Every record here needs to be duplicated exactly.

Source material below:

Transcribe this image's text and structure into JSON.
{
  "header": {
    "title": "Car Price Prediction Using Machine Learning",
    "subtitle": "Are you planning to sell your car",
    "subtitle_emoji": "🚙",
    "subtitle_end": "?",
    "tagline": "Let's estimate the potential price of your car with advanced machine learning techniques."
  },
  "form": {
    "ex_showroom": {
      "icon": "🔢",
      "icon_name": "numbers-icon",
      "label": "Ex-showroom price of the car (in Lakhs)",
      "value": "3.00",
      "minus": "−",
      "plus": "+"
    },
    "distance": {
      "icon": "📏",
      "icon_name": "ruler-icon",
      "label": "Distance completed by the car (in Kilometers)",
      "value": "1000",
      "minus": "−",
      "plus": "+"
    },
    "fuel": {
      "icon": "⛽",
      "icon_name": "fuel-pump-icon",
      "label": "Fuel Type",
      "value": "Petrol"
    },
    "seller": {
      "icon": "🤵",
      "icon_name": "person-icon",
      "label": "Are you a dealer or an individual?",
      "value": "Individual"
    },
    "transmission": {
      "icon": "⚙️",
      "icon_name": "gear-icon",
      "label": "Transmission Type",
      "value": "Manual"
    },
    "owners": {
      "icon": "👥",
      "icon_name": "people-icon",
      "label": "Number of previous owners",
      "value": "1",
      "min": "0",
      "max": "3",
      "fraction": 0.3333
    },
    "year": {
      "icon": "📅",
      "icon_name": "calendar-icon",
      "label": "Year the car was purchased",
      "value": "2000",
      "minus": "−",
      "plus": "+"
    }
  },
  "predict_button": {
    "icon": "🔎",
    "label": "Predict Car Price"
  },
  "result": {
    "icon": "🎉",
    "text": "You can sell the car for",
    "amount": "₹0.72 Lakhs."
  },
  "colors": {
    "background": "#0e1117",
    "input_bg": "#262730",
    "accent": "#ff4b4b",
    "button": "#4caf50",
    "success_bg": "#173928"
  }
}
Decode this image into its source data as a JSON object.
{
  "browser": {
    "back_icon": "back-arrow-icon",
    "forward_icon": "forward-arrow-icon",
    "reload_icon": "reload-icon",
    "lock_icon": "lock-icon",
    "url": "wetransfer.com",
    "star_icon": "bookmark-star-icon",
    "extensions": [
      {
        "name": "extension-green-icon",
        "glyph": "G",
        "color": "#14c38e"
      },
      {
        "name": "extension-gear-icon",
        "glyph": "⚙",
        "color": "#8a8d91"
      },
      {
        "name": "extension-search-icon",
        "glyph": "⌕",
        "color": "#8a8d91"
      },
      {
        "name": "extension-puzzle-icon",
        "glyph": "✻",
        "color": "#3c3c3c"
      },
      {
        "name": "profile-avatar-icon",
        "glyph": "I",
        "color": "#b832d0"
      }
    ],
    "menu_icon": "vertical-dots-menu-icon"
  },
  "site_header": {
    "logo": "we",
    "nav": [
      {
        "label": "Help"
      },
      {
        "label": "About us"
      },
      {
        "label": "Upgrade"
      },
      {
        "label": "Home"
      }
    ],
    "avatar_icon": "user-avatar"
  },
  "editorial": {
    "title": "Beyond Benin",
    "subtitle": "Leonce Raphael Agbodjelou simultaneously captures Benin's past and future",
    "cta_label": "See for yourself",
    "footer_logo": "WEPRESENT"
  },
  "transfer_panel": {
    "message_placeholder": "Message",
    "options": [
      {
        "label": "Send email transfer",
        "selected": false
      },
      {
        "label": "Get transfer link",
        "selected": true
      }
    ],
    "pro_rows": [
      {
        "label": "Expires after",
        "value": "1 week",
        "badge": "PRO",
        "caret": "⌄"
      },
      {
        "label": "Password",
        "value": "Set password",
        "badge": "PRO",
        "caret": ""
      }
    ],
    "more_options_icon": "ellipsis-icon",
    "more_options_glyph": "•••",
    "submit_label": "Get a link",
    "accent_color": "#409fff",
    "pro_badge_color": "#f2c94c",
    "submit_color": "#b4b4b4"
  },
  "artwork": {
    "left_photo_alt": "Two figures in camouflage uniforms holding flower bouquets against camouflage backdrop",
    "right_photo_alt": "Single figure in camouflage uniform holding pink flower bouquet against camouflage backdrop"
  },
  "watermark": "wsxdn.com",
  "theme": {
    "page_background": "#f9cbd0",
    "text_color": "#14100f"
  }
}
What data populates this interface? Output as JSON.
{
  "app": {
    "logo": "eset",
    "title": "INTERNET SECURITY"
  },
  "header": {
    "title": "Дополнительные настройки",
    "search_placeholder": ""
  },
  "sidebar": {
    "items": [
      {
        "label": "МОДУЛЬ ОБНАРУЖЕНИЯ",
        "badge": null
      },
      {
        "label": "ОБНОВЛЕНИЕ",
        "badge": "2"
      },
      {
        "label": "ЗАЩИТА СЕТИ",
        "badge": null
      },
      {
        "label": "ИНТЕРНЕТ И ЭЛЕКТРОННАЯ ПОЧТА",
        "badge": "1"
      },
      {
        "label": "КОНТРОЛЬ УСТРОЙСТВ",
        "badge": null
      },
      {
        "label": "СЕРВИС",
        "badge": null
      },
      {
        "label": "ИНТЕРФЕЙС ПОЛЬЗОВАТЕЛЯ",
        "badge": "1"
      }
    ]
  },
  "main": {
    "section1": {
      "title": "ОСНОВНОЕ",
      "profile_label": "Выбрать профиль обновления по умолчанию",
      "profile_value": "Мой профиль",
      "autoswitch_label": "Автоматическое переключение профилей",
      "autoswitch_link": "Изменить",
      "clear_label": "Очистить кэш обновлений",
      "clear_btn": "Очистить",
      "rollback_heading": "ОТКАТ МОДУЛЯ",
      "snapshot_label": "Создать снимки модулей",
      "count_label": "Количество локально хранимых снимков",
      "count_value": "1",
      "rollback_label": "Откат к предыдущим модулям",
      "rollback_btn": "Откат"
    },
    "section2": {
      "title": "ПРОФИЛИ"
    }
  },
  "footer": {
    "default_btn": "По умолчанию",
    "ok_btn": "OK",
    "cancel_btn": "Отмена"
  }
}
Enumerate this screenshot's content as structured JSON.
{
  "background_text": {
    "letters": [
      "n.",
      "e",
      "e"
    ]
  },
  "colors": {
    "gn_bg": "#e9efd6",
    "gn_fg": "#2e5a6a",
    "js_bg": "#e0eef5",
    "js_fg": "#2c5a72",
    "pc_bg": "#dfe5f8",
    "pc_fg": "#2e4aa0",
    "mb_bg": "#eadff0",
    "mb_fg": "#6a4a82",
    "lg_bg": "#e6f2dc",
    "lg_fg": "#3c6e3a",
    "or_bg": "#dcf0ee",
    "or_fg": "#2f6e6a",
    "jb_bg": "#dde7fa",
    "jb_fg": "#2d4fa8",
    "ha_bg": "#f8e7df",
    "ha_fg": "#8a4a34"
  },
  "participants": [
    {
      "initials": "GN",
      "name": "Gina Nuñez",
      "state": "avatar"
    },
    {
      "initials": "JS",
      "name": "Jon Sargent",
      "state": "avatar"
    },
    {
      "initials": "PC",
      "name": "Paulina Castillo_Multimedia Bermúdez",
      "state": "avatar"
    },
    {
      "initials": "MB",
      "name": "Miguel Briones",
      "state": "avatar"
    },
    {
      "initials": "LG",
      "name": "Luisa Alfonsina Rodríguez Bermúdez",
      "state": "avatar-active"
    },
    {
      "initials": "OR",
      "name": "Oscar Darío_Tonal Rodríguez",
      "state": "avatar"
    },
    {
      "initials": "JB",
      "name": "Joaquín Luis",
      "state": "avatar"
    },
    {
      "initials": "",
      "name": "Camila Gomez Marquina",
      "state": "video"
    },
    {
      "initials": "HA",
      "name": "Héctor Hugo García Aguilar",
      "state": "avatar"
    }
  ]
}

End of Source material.

#### Written response:
Transcribe this image's text and structure into JSON.
{
  "header": {
    "title": "Car Price Prediction Using Machine Learning",
    "subtitle": "Are you planning to sell your car",
    "subtitle_emoji": "🚙",
    "subtitle_end": "?",
    "tagline": "Let's estimate the potential price of your car with advanced machine learning techniques."
  },
  "form": {
    "ex_showroom": {
      "icon": "🔢",
      "icon_name": "numbers-icon",
      "label": "Ex-showroom price of the car (in Lakhs)",
      "value": "3.00",
      "minus": "−",
      "plus": "+"
    },
    "distance": {
      "icon": "📏",
      "icon_name": "ruler-icon",
      "label": "Distance completed by the car (in Kilometers)",
      "value": "1000",
      "minus": "−",
      "plus": "+"
    },
    "fuel": {
      "icon": "⛽",
      "icon_name": "fuel-pump-icon",
      "label": "Fuel Type",
      "value": "Petrol"
    },
    "seller": {
      "icon": "🤵",
      "icon_name": "person-icon",
      "label": "Are you a dealer or an individual?",
      "value": "Individual"
    },
    "transmission": {
      "icon": "⚙️",
      "icon_name": "gear-icon",
      "label": "Transmission Type",
      "value": "Manual"
    },
    "owners": {
      "icon": "👥",
      "icon_name": "people-icon",
      "label": "Number of previous owners",
      "value": "1",
      "min": "0",
      "max": "3",
      "fraction": 0.3333
    },
    "year": {
      "icon": "📅",
      "icon_name": "calendar-icon",
      "label": "Year the car was purchased",
      "value": "2000",
      "minus": "−",
      "plus": "+"
    }
  },
  "predict_button": {
    "icon": "🔎",
    "label": "Predict Car Price"
  },
  "result": {
    "icon": "🎉",
    "text": "You can sell the car for",
    "amount": "₹0.72 Lakhs."
  },
  "colors": {
    "background": "#0e1117",
    "input_bg": "#262730",
    "accent": "#ff4b4b",
    "button": "#4caf50",
    "success_bg": "#173928"
  }
}
Decode this image into its source data as a JSON object.
{
  "browser": {
    "back_icon": "back-arrow-icon",
    "forward_icon": "forward-arrow-icon",
    "reload_icon": "reload-icon",
    "lock_icon": "lock-icon",
    "url": "wetransfer.com",
    "star_icon": "bookmark-star-icon",
    "extensions": [
      {
        "name": "extension-green-icon",
        "glyph": "G",
        "color": "#14c38e"
      },
      {
        "name": "extension-gear-icon",
        "glyph": "⚙",
        "color": "#8a8d91"
      },
      {
        "name": "extension-search-icon",
        "glyph": "⌕",
        "color": "#8a8d91"
      },
      {
        "name": "extension-puzzle-icon",
        "glyph": "✻",
        "color": "#3c3c3c"
      },
      {
        "name": "profile-avatar-icon",
        "glyph": "I",
        "color": "#b832d0"
      }
    ],
    "menu_icon": "vertical-dots-menu-icon"
  },
  "site_header": {
    "logo": "we",
    "nav": [
      {
        "label": "Help"
      },
      {
        "label": "About us"
      },
      {
        "label": "Upgrade"
      },
      {
        "label": "Home"
      }
    ],
    "avatar_icon": "user-avatar"
  },
  "editorial": {
    "title": "Beyond Benin",
    "subtitle": "Leonce Raphael Agbodjelou simultaneously captures Benin's past and future",
    "cta_label": "See for yourself",
    "footer_logo": "WEPRESENT"
  },
  "transfer_panel": {
    "message_placeholder": "Message",
    "options": [
      {
        "label": "Send email transfer",
        "selected": false
      },
      {
        "label": "Get transfer link",
        "selected": true
      }
    ],
    "pro_rows": [
      {
        "label": "Expires after",
        "value": "1 week",
        "badge": "PRO",
        "caret": "⌄"
      },
      {
        "label": "Password",
        "value": "Set password",
        "badge": "PRO",
        "caret": ""
      }
    ],
    "more_options_icon": "ellipsis-icon",
    "more_options_glyph": "•••",
    "submit_label": "Get a link",
    "accent_color": "#409fff",
    "pro_badge_color": "#f2c94c",
    "submit_color": "#b4b4b4"
  },
  "artwork": {
    "left_photo_alt": "Two figures in camouflage uniforms holding flower bouquets against camouflage backdrop",
    "right_photo_alt": "Single figure in camouflage uniform holding pink flower bouquet against camouflage backdrop"
  },
  "watermark": "wsxdn.com",
  "theme": {
    "page_background": "#f9cbd0",
    "text_color": "#14100f"
  }
}
What data populates this interface? Output as JSON.
{
  "app": {
    "logo": "eset",
    "title": "INTERNET SECURITY"
  },
  "header": {
    "title": "Дополнительные настройки",
    "search_placeholder": ""
  },
  "sidebar": {
    "items": [
      {
        "label": "МОДУЛЬ ОБНАРУЖЕНИЯ",
        "badge": null
      },
      {
        "label": "ОБНОВЛЕНИЕ",
        "badge": "2"
      },
      {
        "label": "ЗАЩИТА СЕТИ",
        "badge": null
      },
      {
        "label": "ИНТЕРНЕТ И ЭЛЕКТРОННАЯ ПОЧТА",
        "badge": "1"
      },
      {
        "label": "КОНТРОЛЬ УСТРОЙСТВ",
        "badge": null
      },
      {
        "label": "СЕРВИС",
        "badge": null
      },
      {
        "label": "ИНТЕРФЕЙС ПОЛЬЗОВАТЕЛЯ",
        "badge": "1"
      }
    ]
  },
  "main": {
    "section1": {
      "title": "ОСНОВНОЕ",
      "profile_label": "Выбрать профиль обновления по умолчанию",
      "profile_value": "Мой профиль",
      "autoswitch_label": "Автоматическое переключение профилей",
      "autoswitch_link": "Изменить",
      "clear_label": "Очистить кэш обновлений",
      "clear_btn": "Очистить",
      "rollback_heading": "ОТКАТ МОДУЛЯ",
      "snapshot_label": "Создать снимки модулей",
      "count_label": "Количество локально хранимых снимков",
      "count_value": "1",
      "rollback_label": "Откат к предыдущим модулям",
      "rollback_btn": "Откат"
    },
    "section2": {
      "title": "ПРОФИЛИ"
    }
  },
  "footer": {
    "default_btn": "По умолчанию",
    "ok_btn": "OK",
    "cancel_btn": "Отмена"
  }
}
Enumerate this screenshot's content as structured JSON.
{
  "background_text": {
    "letters": [
      "n.",
      "e",
      "e"
    ]
  },
  "colors": {
    "gn_bg": "#e9efd6",
    "gn_fg": "#2e5a6a",
    "js_bg": "#e0eef5",
    "js_fg": "#2c5a72",
    "pc_bg": "#dfe5f8",
    "pc_fg": "#2e4aa0",
    "mb_bg": "#eadff0",
    "mb_fg": "#6a4a82",
    "lg_bg": "#e6f2dc",
    "lg_fg": "#3c6e3a",
    "or_bg": "#dcf0ee",
    "or_fg": "#2f6e6a",
    "jb_bg": "#dde7fa",
    "jb_fg": "#2d4fa8",
    "ha_bg": "#f8e7df",
    "ha_fg": "#8a4a34"
  },
  "participants": [
    {
      "initials": "GN",
      "name": "Gina Nuñez",
      "state": "avatar"
    },
    {
      "initials": "JS",
      "name": "Jon Sargent",
      "state": "avatar"
    },
    {
      "initials": "PC",
      "name": "Paulina Castillo_Multimedia Bermúdez",
      "state": "avatar"
    },
    {
      "initials": "MB",
      "name": "Miguel Briones",
      "state": "avatar"
    },
    {
      "initials": "LG",
      "name": "Luisa Alfonsina Rodríguez Bermúdez",
      "state": "avatar-active"
    },
    {
      "initials": "OR",
      "name": "Oscar Darío_Tonal Rodríguez",
      "state": "avatar"
    },
    {
      "initials": "JB",
      "name": "Joaquín Luis",
      "state": "avatar"
    },
    {
      "initials": "",
      "name": "Camila Gomez Marquina",
      "state": "video"
    },
    {
      "initials": "HA",
      "name": "Héctor Hugo García Aguilar",
      "state": "avatar"
    }
  ]
}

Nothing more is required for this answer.